Whitehorse has a compact, walkable downtown core. Getting to and from downtown on foot year round is realistic for residents of many neighbourhoods. Using the large network of neighbourhood trails in addition to sidewalks and multi-use trails can make your commute quicker and more pleasant. Some of these trails are signed.
Whitehorse has dedicated bike lanes throughout the City. The multi-use trails along the Yukon River, Two Mile Hill, and Hamilton Boulevard are key to many bike commuters’ routes. The Two-Mile Hill multi-use trail (north side) is cleared by the City on a priority basis and is suitable for commuting year-round.
Click here for the Commuter Cycling Map.
For more information on the wilderness trail network, consult A Guide to the Popular Trails of Whitehorse, or click here for more information on Trails
Colourful bike lockers are located at the Canada Games Centre and at several locations near Main Street. The lockers protect bicycles and panniers from vandalism, theft, and poor weather. All bike lockers are for day use only and cyclists must provide their own padlocks or combination locks.
Downtown bike locker locations are:
2nd and Steele Street, 3rd and Steele Street, 3rd and Elliot Street, and 4th and Main Street.
Bike racks are located throughout town. Some are so elaborate, you might not know they are bike racks.
The Zoning Bylaw requires that most new developments considered commercial, multiple housing, or institutional provide bike racks.
The Environmental Fund has supported several organizations and workplaces to install artistic bike racks.
The City of Whitehorse welcomes and encourages use of its cycling routes and trails. Here are a few reminders for safe cycling:
• Ensure your bike is in good working order and fits correctly.
• Ensure your brakes work well and maintain them regularly. You should be able to fully engage the brakes without the levers touching the handlebars.
• Shoulder check regularly, and use a mirror to monitor traffic.
• Watch for doors opening on parked cars, pedestrians darting into your path, or other dangerous situations.
• Use a white cycling light or headlamp in the front and a red rear light. Wear bright reflective clothing.
• Carry tools and a cell phone.
• Lock your bike when unattended.
• Wear a helmet. Bicycle helmets are required under the Bicycle Bylaw.
• Obey all traffic devices and signs.
• Use proper hand signals.
• Ride single file when riding with other cyclists.
• When using multi-use trails, keep right. Before passing, ring your bell and say “passing on your left.”
• Do not use the roadway on Two Mile Hill. Please use the multi-use trails on either side.
• Except where bicycles are designed for more than one rider, it is illegal to carry more than one person on a bicycle.
• Tell someone of your route and time of return, especially when using wilderness trails. Be bear aware.
Cycling and the Law

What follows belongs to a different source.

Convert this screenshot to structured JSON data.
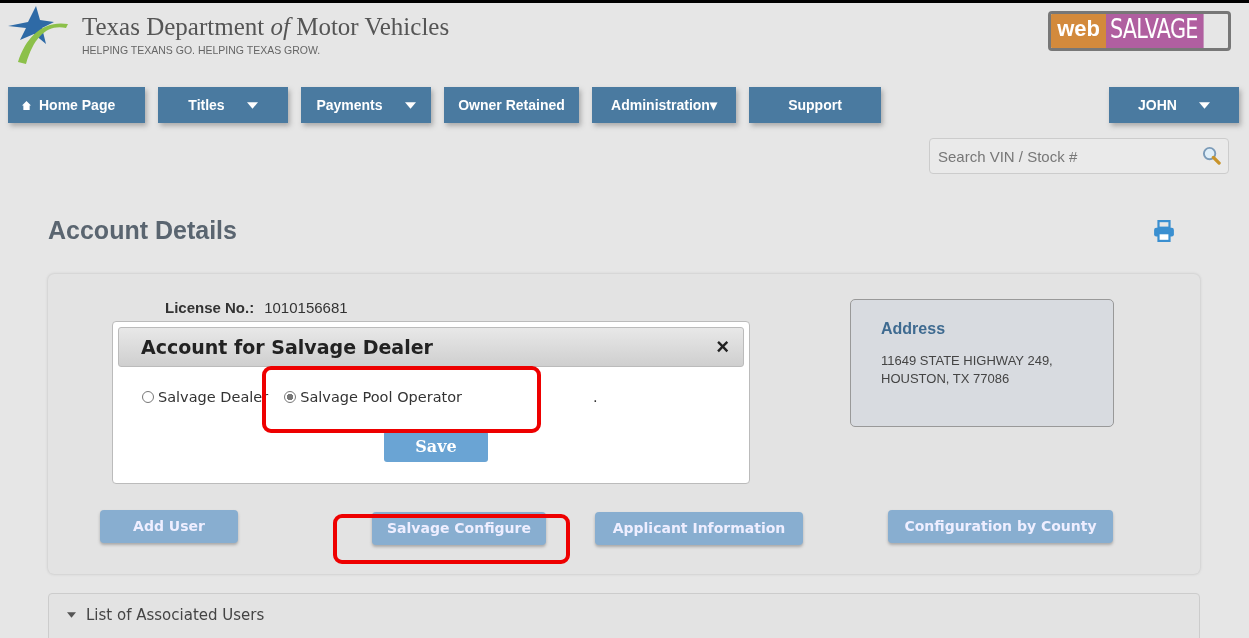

Cyclists are treated the same as vehicles under the Yukon Motor Vehicles Act. This means that when riding on Yukon roadways, cyclists have the same rights, duties, and obligations as motorists. The City of Whitehorse also has a Bicycle Bylaw. Cyclists committing an infraction can be charged, fined, and have their bicycle seized.
Winter Biking Safety
Check out our dedicated page here.